▶ What you have to do: The entries below should be quoted exactly, with no pictures carried over.

▶ Dataset entries:
━━━
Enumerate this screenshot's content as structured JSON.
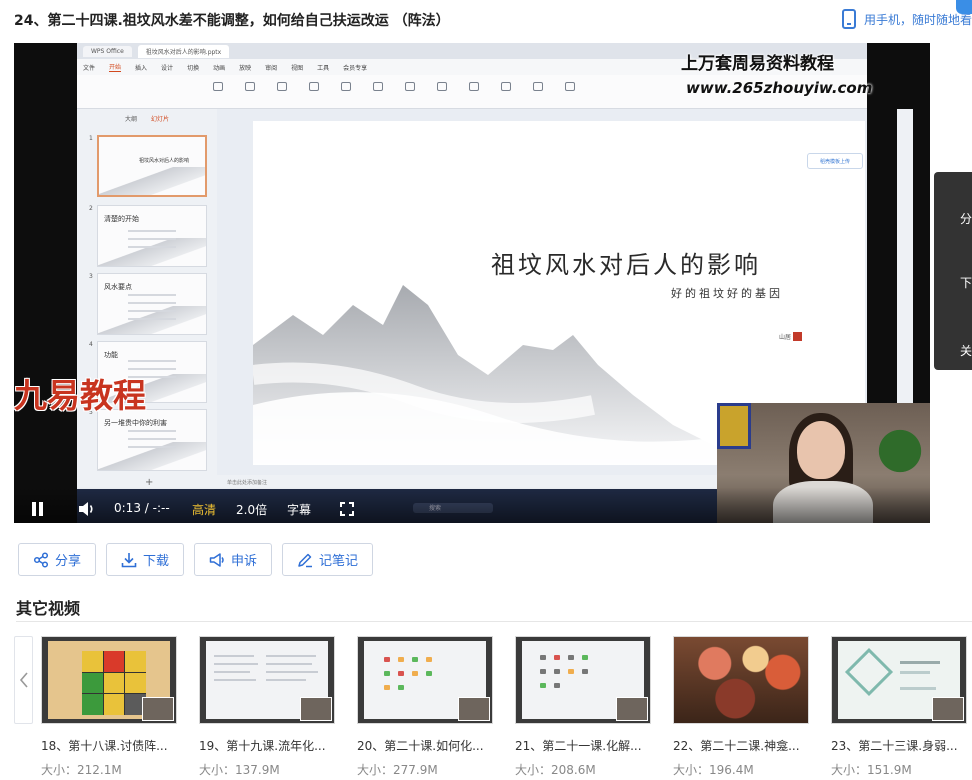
{
  "page": {
    "title": "24、第二十四课.祖坟风水差不能调整，如何给自己扶运改运 （阵法）",
    "mobile_link": "用手机，随时随地看"
  },
  "video": {
    "app": {
      "tabs": [
        "WPS Office",
        "祖坟风水对后人的影响.pptx"
      ],
      "menu": [
        "文件",
        "开始",
        "插入",
        "设计",
        "切换",
        "动画",
        "放映",
        "审阅",
        "视图",
        "工具",
        "会员专享"
      ],
      "active_menu": "开始",
      "panel_tabs": [
        "大纲",
        "幻灯片"
      ],
      "active_panel_tab": "幻灯片",
      "cloud_button": "稻壳模板上传",
      "add_slide": "+",
      "status_note": "单击此处添加备注",
      "search": "搜索"
    },
    "thumbnails": [
      {
        "num": "1",
        "title": "祖坟风水对后人的影响"
      },
      {
        "num": "2",
        "title": "清楚的开始"
      },
      {
        "num": "3",
        "title": "风水要点"
      },
      {
        "num": "4",
        "title": "功能"
      },
      {
        "num": "5",
        "title": "另一堆贵中你的利害"
      }
    ],
    "slide": {
      "title": "祖坟风水对后人的影响",
      "subtitle": "好的祖坟好的基因",
      "author": "山居"
    },
    "watermarks": {
      "line1": "上万套周易资料教程",
      "line2": "www.265zhouyiw.com",
      "brand": "九易教程"
    },
    "side_actions": [
      "分",
      "下",
      "关"
    ],
    "controls": {
      "time": "0:13 / -:--",
      "quality": "高清",
      "speed": "2.0倍",
      "subtitles": "字幕"
    }
  },
  "actions": [
    {
      "label": "分享",
      "icon": "share-icon"
    },
    {
      "label": "下载",
      "icon": "download-icon"
    },
    {
      "label": "申诉",
      "icon": "megaphone-icon"
    },
    {
      "label": "记笔记",
      "icon": "pencil-icon"
    }
  ],
  "other_videos": {
    "heading": "其它视频",
    "items": [
      {
        "title": "18、第十八课.讨债阵...",
        "size": "大小：212.1M"
      },
      {
        "title": "19、第十九课.流年化...",
        "size": "大小：137.9M"
      },
      {
        "title": "20、第二十课.如何化...",
        "size": "大小：277.9M"
      },
      {
        "title": "21、第二十一课.化解...",
        "size": "大小：208.6M"
      },
      {
        "title": "22、第二十二课.神龛...",
        "size": "大小：196.4M"
      },
      {
        "title": "23、第二十三课.身弱...",
        "size": "大小：151.9M"
      }
    ]
  },
  "colors": {
    "accent": "#2f6fd6",
    "quality_highlight": "#f1c232",
    "brand_red": "#c8341f"
  }
}
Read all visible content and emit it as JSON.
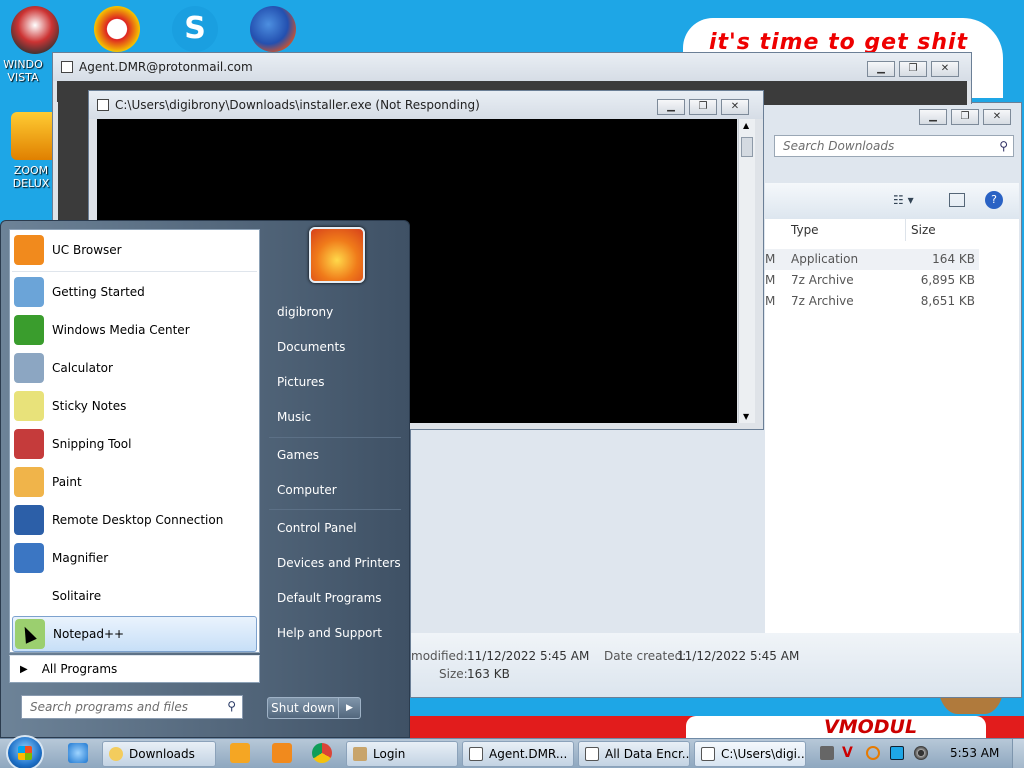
{
  "desktop": {
    "icons": [
      {
        "label": "WINDO VISTA"
      },
      {
        "label": "ZOOM DELUX"
      }
    ],
    "wallpaper_text_top": "it's time to get shit",
    "wallpaper_text_bottom": "VMODUL"
  },
  "windows": {
    "email": {
      "title": "Agent.DMR@protonmail.com"
    },
    "installer": {
      "title": "C:\\Users\\digibrony\\Downloads\\installer.exe (Not Responding)"
    },
    "explorer": {
      "search_placeholder": "Search Downloads",
      "columns": {
        "type": "Type",
        "size": "Size"
      },
      "rows": [
        {
          "time_suffix": "M",
          "type": "Application",
          "size": "164 KB"
        },
        {
          "time_suffix": "M",
          "type": "7z Archive",
          "size": "6,895 KB"
        },
        {
          "time_suffix": "M",
          "type": "7z Archive",
          "size": "8,651 KB"
        }
      ],
      "details": {
        "modified_label": "modified:",
        "modified_value": "11/12/2022 5:45 AM",
        "created_label": "Date created:",
        "created_value": "11/12/2022 5:45 AM",
        "size_label": "Size:",
        "size_value": "163 KB"
      }
    }
  },
  "start_menu": {
    "programs": [
      {
        "label": "UC Browser",
        "icon": "uc-browser-icon",
        "color": "#f18a1d"
      },
      {
        "label": "Getting Started",
        "icon": "getting-started-icon",
        "color": "#6ba4d8"
      },
      {
        "label": "Windows Media Center",
        "icon": "media-center-icon",
        "color": "#3a9d2d"
      },
      {
        "label": "Calculator",
        "icon": "calculator-icon",
        "color": "#8ca6c2"
      },
      {
        "label": "Sticky Notes",
        "icon": "sticky-notes-icon",
        "color": "#e8e27a"
      },
      {
        "label": "Snipping Tool",
        "icon": "snipping-tool-icon",
        "color": "#c53b3b"
      },
      {
        "label": "Paint",
        "icon": "paint-icon",
        "color": "#f0b44a"
      },
      {
        "label": "Remote Desktop Connection",
        "icon": "remote-desktop-icon",
        "color": "#2c5fa8"
      },
      {
        "label": "Magnifier",
        "icon": "magnifier-icon",
        "color": "#3b76c3"
      },
      {
        "label": "Solitaire",
        "icon": "",
        "color": ""
      },
      {
        "label": "Notepad++",
        "icon": "notepad-plus-plus-icon",
        "color": "#9bcf6f"
      }
    ],
    "all_programs": "All Programs",
    "search_placeholder": "Search programs and files",
    "right_links": [
      "digibrony",
      "Documents",
      "Pictures",
      "Music",
      "Games",
      "Computer",
      "Control Panel",
      "Devices and Printers",
      "Default Programs",
      "Help and Support"
    ],
    "shutdown": "Shut down"
  },
  "taskbar": {
    "buttons": [
      {
        "label": "Downloads"
      },
      {
        "label": "Login"
      },
      {
        "label": "Agent.DMR..."
      },
      {
        "label": "All Data Encr..."
      },
      {
        "label": "C:\\Users\\digi..."
      }
    ],
    "clock": "5:53 AM"
  }
}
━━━
▶ Solution for this exercise:
Enumerate this screenshot's content as structured JSON.
{
  "page": {
    "title": "24、第二十四课.祖坟风水差不能调整，如何给自己扶运改运 （阵法）",
    "mobile_link": "用手机，随时随地看"
  },
  "video": {
    "app": {
      "tabs": [
        "WPS Office",
        "祖坟风水对后人的影响.pptx"
      ],
      "menu": [
        "文件",
        "开始",
        "插入",
        "设计",
        "切换",
        "动画",
        "放映",
        "审阅",
        "视图",
        "工具",
        "会员专享"
      ],
      "active_menu": "开始",
      "panel_tabs": [
        "大纲",
        "幻灯片"
      ],
      "active_panel_tab": "幻灯片",
      "cloud_button": "稻壳模板上传",
      "add_slide": "+",
      "status_note": "单击此处添加备注",
      "search": "搜索"
    },
    "thumbnails": [
      {
        "num": "1",
        "title": "祖坟风水对后人的影响"
      },
      {
        "num": "2",
        "title": "清楚的开始"
      },
      {
        "num": "3",
        "title": "风水要点"
      },
      {
        "num": "4",
        "title": "功能"
      },
      {
        "num": "5",
        "title": "另一堆贵中你的利害"
      }
    ],
    "slide": {
      "title": "祖坟风水对后人的影响",
      "subtitle": "好的祖坟好的基因",
      "author": "山居"
    },
    "watermarks": {
      "line1": "上万套周易资料教程",
      "line2": "www.265zhouyiw.com",
      "brand": "九易教程"
    },
    "side_actions": [
      "分",
      "下",
      "关"
    ],
    "controls": {
      "time": "0:13 / -:--",
      "quality": "高清",
      "speed": "2.0倍",
      "subtitles": "字幕"
    }
  },
  "actions": [
    {
      "label": "分享",
      "icon": "share-icon"
    },
    {
      "label": "下载",
      "icon": "download-icon"
    },
    {
      "label": "申诉",
      "icon": "megaphone-icon"
    },
    {
      "label": "记笔记",
      "icon": "pencil-icon"
    }
  ],
  "other_videos": {
    "heading": "其它视频",
    "items": [
      {
        "title": "18、第十八课.讨债阵...",
        "size": "大小：212.1M"
      },
      {
        "title": "19、第十九课.流年化...",
        "size": "大小：137.9M"
      },
      {
        "title": "20、第二十课.如何化...",
        "size": "大小：277.9M"
      },
      {
        "title": "21、第二十一课.化解...",
        "size": "大小：208.6M"
      },
      {
        "title": "22、第二十二课.神龛...",
        "size": "大小：196.4M"
      },
      {
        "title": "23、第二十三课.身弱...",
        "size": "大小：151.9M"
      }
    ]
  },
  "colors": {
    "accent": "#2f6fd6",
    "quality_highlight": "#f1c232",
    "brand_red": "#c8341f"
  }
}
Read all visible content and emit it as JSON.
{
  "desktop": {
    "icons": [
      {
        "label": "WINDO VISTA"
      },
      {
        "label": "ZOOM DELUX"
      }
    ],
    "wallpaper_text_top": "it's time to get shit",
    "wallpaper_text_bottom": "VMODUL"
  },
  "windows": {
    "email": {
      "title": "Agent.DMR@protonmail.com"
    },
    "installer": {
      "title": "C:\\Users\\digibrony\\Downloads\\installer.exe (Not Responding)"
    },
    "explorer": {
      "search_placeholder": "Search Downloads",
      "columns": {
        "type": "Type",
        "size": "Size"
      },
      "rows": [
        {
          "time_suffix": "M",
          "type": "Application",
          "size": "164 KB"
        },
        {
          "time_suffix": "M",
          "type": "7z Archive",
          "size": "6,895 KB"
        },
        {
          "time_suffix": "M",
          "type": "7z Archive",
          "size": "8,651 KB"
        }
      ],
      "details": {
        "modified_label": "modified:",
        "modified_value": "11/12/2022 5:45 AM",
        "created_label": "Date created:",
        "created_value": "11/12/2022 5:45 AM",
        "size_label": "Size:",
        "size_value": "163 KB"
      }
    }
  },
  "start_menu": {
    "programs": [
      {
        "label": "UC Browser",
        "icon": "uc-browser-icon",
        "color": "#f18a1d"
      },
      {
        "label": "Getting Started",
        "icon": "getting-started-icon",
        "color": "#6ba4d8"
      },
      {
        "label": "Windows Media Center",
        "icon": "media-center-icon",
        "color": "#3a9d2d"
      },
      {
        "label": "Calculator",
        "icon": "calculator-icon",
        "color": "#8ca6c2"
      },
      {
        "label": "Sticky Notes",
        "icon": "sticky-notes-icon",
        "color": "#e8e27a"
      },
      {
        "label": "Snipping Tool",
        "icon": "snipping-tool-icon",
        "color": "#c53b3b"
      },
      {
        "label": "Paint",
        "icon": "paint-icon",
        "color": "#f0b44a"
      },
      {
        "label": "Remote Desktop Connection",
        "icon": "remote-desktop-icon",
        "color": "#2c5fa8"
      },
      {
        "label": "Magnifier",
        "icon": "magnifier-icon",
        "color": "#3b76c3"
      },
      {
        "label": "Solitaire",
        "icon": "",
        "color": ""
      },
      {
        "label": "Notepad++",
        "icon": "notepad-plus-plus-icon",
        "color": "#9bcf6f"
      }
    ],
    "all_programs": "All Programs",
    "search_placeholder": "Search programs and files",
    "right_links": [
      "digibrony",
      "Documents",
      "Pictures",
      "Music",
      "Games",
      "Computer",
      "Control Panel",
      "Devices and Printers",
      "Default Programs",
      "Help and Support"
    ],
    "shutdown": "Shut down"
  },
  "taskbar": {
    "buttons": [
      {
        "label": "Downloads"
      },
      {
        "label": "Login"
      },
      {
        "label": "Agent.DMR..."
      },
      {
        "label": "All Data Encr..."
      },
      {
        "label": "C:\\Users\\digi..."
      }
    ],
    "clock": "5:53 AM"
  }
}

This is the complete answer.